Look at the tire manufacture date as well, the last 4 digits of the DOT code will give you the date. The first 2 are the week and the last 2 are the year.. ie..1205...12th week...2005...if they are over 5 years old, change them....it's your life we're talking about.

Change the brake fluid..it's hydroscopic, means it absorbs water out of the air...it's toast unless it's been changed recently. Again, it's your life.

I'd use a good oil and filter, run it a 1000 miles and do it again. Add some Seafoam to your gas to clean the intake and exhaust sides.

The absolute worst thing you can do is let a motorcycle sit. Be ready for a few oil seeps that should go away when used. The seals such as the front pulley and shifter seals will swell back up when you ride it.
Agree completely!
 

·
Registered
Joined
·
889 Posts
Increasing the air gap is what stiffens the front forks so it's actually less oil to firm it up, I went with 5mm extra air gap and slightly heavier oil 15W
I believe that's backwards.
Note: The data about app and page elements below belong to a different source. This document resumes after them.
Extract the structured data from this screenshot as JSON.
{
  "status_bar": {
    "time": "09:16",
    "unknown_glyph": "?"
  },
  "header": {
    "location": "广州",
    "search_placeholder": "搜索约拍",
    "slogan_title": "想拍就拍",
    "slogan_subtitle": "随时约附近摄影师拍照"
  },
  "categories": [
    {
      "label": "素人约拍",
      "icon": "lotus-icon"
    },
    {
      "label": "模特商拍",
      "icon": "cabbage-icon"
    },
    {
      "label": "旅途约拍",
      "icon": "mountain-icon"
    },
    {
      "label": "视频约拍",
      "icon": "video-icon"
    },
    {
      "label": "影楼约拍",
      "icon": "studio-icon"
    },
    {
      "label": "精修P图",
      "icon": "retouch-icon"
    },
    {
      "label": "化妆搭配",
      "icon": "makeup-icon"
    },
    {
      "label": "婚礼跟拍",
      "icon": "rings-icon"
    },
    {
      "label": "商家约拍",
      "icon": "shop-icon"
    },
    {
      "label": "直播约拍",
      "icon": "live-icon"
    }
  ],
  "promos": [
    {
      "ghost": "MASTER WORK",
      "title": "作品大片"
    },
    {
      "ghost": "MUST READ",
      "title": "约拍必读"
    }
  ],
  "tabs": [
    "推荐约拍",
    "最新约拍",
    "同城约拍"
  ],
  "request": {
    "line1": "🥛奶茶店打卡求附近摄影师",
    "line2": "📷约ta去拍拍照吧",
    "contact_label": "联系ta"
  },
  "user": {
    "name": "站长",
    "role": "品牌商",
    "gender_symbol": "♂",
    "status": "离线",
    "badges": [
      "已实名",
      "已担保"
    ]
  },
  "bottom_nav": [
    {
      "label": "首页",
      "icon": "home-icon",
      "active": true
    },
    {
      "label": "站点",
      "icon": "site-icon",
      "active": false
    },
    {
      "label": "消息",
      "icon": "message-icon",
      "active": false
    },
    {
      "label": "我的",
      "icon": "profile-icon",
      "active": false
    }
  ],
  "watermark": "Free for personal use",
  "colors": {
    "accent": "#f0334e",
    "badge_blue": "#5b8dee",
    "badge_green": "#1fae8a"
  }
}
Air is compressible. That means the more air there is the more compression can take place therefore softer. Less air means less room to compress so it's harder. Too much oil is too hard and will blow your seals. Filled to capacity with oil would mean no room to transfer through the valves and no place to go. Like a rock.
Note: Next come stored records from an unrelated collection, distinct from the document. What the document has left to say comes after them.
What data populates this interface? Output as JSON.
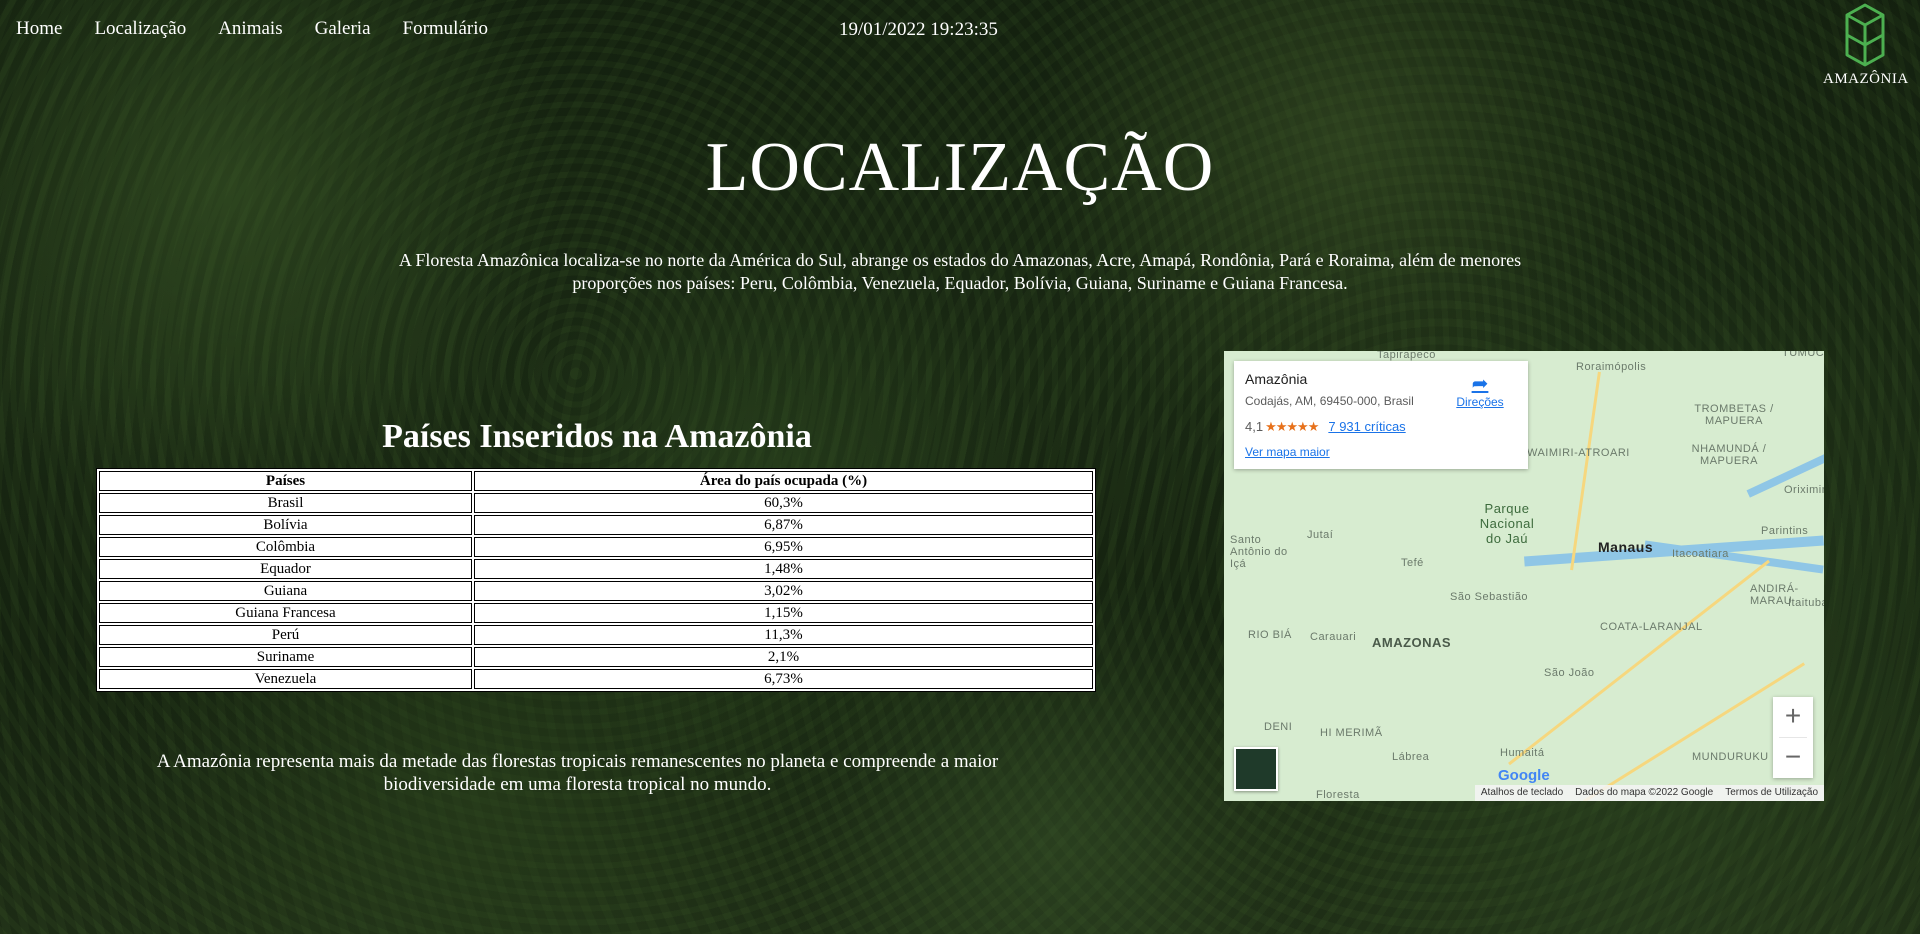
{
  "nav": {
    "items": [
      "Home",
      "Localização",
      "Animais",
      "Galeria",
      "Formulário"
    ]
  },
  "clock": "19/01/2022 19:23:35",
  "logo": {
    "text": "AMAZÔNIA",
    "icon": "cube-icon",
    "color": "#4caf50"
  },
  "title": "LOCALIZAÇÃO",
  "intro": "A Floresta Amazônica localiza-se no norte da América do Sul, abrange os estados do Amazonas, Acre, Amapá, Rondônia, Pará e Roraima, além de menores proporções nos países: Peru, Colômbia, Venezuela, Equador, Bolívia, Guiana, Suriname e Guiana Francesa.",
  "table": {
    "title": "Países Inseridos na Amazônia",
    "headers": [
      "Países",
      "Área do país ocupada (%)"
    ],
    "rows": [
      [
        "Brasil",
        "60,3%"
      ],
      [
        "Bolívia",
        "6,87%"
      ],
      [
        "Colômbia",
        "6,95%"
      ],
      [
        "Equador",
        "1,48%"
      ],
      [
        "Guiana",
        "3,02%"
      ],
      [
        "Guiana Francesa",
        "1,15%"
      ],
      [
        "Perú",
        "11,3%"
      ],
      [
        "Suriname",
        "2,1%"
      ],
      [
        "Venezuela",
        "6,73%"
      ]
    ]
  },
  "outro": "A Amazônia representa mais da metade das florestas tropicais remanescentes no planeta e compreende a maior biodiversidade em uma floresta tropical no mundo.",
  "map": {
    "place": "Amazônia",
    "address": "Codajás, AM, 69450-000, Brasil",
    "rating": "4,1",
    "stars": "★★★★★",
    "reviews": "7 931 críticas",
    "more": "Ver mapa maior",
    "directions": "Direções",
    "zoom_in": "+",
    "zoom_out": "−",
    "google": "Google",
    "footer": [
      "Atalhos de teclado",
      "Dados do mapa ©2022 Google",
      "Termos de Utilização"
    ],
    "labels": {
      "tapirapeco": "Tapirapeco",
      "roraimopolis": "Roraimópolis",
      "trombetas": "TROMBETAS / MAPUERA",
      "nhamunda": "NHAMUNDÁ / MAPUERA",
      "waimiri": "WAIMIRI-ATROARI",
      "parque": "Parque Nacional do Jaú",
      "manaus": "Manaus",
      "santo_antonio": "Santo Antônio do Içá",
      "jutai": "Jutaí",
      "tefe": "Tefé",
      "itacoatiara": "Itacoatiara",
      "parintins": "Parintins",
      "oriximina": "Oriximiná",
      "sao_sebastiao": "São Sebastião",
      "andira": "ANDIRÁ-MARAU",
      "itaituba": "Itaituba",
      "coata": "COATA-LARANJAL",
      "rio_bia": "RIO BIÁ",
      "carauari": "Carauari",
      "amazonas": "AMAZONAS",
      "sao_joao": "São João",
      "deni": "DENI",
      "hi_merima": "HI MERIMÃ",
      "labrea": "Lábrea",
      "humaita": "Humaitá",
      "munduruku": "MUNDURUKU",
      "floresta": "Floresta",
      "tumuc": "TUMUC"
    }
  }
}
In your example you softened the compression volume and added resistance to the flow. They counteract each other.

That's the way I've always understood it though but I'll do some checking.

OP, it's just like buying a used car. Unless you've been provided receipts for the work, you do all routine maintenance items required for the mileage shown. At the very least it will give you knowledge that everything is up to date as it should be.
 

·
Premium Member
Joined
·
8,733 Posts
I believe that's backwards. Air is compressible. That means the more air there is the more compression can take place therefore softer. Less air means less room to compress so it's harder. Too much oil is too hard and will blow your seals. Filled to capacity with oil would mean no room to transfer through the valves and no place to go. Like a rock.

In your example you softened the compression volume and added resistance to the flow. They counteract each other.

That's the way I've always understood it though but I'll do some checking.

OP, it's just like buying a used car. Unless you've been provided receipts for the work, you do all routine maintenance items required for the mileage shown. At the very least it will give you knowledge that everything is up to date as it should be.
This sites gone nuts!!!
After typing out a long reply to the above, it wanted me to re sign in and confirm my new complex password and I lost all my great words of wisdom!!!:eek
So mate more or less is up to you.
Let us know the results of your investigation.
 

·
Premium Member
Joined
·
13,050 Posts
This sites gone nuts!!!
After typing out a long reply to the above, it wanted me to re sign in and confirm my new complex password and I lost all my great words of wisdom!!!:eek
So mate more or less is up to you.
Let us know the results of your investigation.
Same thing happened to me the other day. It asked me for a token. It used to do that long ago so some bad coding somewhere is happening again.
 

·
Super Moderator
Joined
·
4,949 Posts
When these weird things start happening pm an admin.
 
1 - 19 of 19 Posts
Top